Customary international law is now coming up in a variety of contexts in U.S. courts, including civil suits under the Alien Tort Statute, the review of military commission proceedings in the "war on terror," and criminal prosecution of piracy.
Is customary international law a form of federal law, as claimed by the Restatement (Third) of the Foreign Relations Law of the United States? How does its status in the U.S. legal system compare with the status of treaties? Even if it is not directly applicable as U.S. law, can customary international law inform the interpretation of federal statutes or certain constitutional provisions? ----

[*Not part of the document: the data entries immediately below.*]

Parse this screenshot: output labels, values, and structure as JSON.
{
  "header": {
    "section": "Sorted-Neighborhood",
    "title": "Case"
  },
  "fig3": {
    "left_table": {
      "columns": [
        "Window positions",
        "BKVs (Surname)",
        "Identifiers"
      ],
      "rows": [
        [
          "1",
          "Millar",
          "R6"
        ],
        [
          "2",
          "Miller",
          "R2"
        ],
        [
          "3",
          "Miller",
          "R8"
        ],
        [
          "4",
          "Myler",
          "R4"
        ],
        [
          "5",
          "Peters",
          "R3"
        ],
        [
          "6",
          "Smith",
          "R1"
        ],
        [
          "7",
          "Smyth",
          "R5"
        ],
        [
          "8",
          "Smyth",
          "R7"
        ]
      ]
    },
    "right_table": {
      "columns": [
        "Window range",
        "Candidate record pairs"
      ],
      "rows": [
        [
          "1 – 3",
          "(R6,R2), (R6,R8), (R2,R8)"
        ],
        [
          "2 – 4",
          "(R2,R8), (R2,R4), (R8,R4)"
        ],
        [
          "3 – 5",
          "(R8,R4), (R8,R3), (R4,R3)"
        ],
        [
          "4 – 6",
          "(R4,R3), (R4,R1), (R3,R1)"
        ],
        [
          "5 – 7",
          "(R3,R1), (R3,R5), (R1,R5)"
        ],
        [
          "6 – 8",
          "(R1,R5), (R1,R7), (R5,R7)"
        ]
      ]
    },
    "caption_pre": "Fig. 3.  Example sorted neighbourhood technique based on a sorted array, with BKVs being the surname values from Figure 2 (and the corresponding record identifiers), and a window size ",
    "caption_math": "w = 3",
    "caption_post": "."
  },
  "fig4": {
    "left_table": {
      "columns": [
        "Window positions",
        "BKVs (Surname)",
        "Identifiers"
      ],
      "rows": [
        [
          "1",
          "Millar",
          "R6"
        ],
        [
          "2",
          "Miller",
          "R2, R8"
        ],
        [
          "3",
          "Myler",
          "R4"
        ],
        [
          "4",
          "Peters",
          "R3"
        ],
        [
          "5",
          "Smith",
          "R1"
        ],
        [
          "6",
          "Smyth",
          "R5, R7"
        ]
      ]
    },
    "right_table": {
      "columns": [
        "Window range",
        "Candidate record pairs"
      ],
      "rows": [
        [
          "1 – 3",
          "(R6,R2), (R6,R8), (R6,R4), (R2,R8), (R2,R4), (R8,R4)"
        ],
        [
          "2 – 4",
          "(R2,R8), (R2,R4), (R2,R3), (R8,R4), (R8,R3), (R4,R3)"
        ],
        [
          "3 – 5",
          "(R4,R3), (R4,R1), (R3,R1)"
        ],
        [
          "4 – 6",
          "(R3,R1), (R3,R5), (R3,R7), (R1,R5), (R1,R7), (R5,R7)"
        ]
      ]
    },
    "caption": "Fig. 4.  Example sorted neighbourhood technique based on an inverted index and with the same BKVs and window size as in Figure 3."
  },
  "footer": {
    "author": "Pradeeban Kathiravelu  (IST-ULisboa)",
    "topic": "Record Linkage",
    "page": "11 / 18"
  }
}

Please join the American Society of International Law for this panel discussion to explore the proper role of customary international law in the U.S. legal system. The three panelists have written extensively about these issues and each has a different perspective.
Moderator: Elizabeth Andersen, Executive Director and Executive Vice President, American Society of International Law
Continuing Legal Education (CLE) Information:
ASIL has received accreditation for 1.0 mandatory continuing legal education (MCLE) credits for this course with California and Pennsylvania. ASIL is pending accreditation with Virginia. New York attorneys may independently seek professional practice credits for this course through the approved jurisdictions of California or Pennsylvania.
For more information about ASIL's jurisdictions and reporting CLE credits, please visit www.asil.org/institutes.cfm.
Registration For This Event Is Closed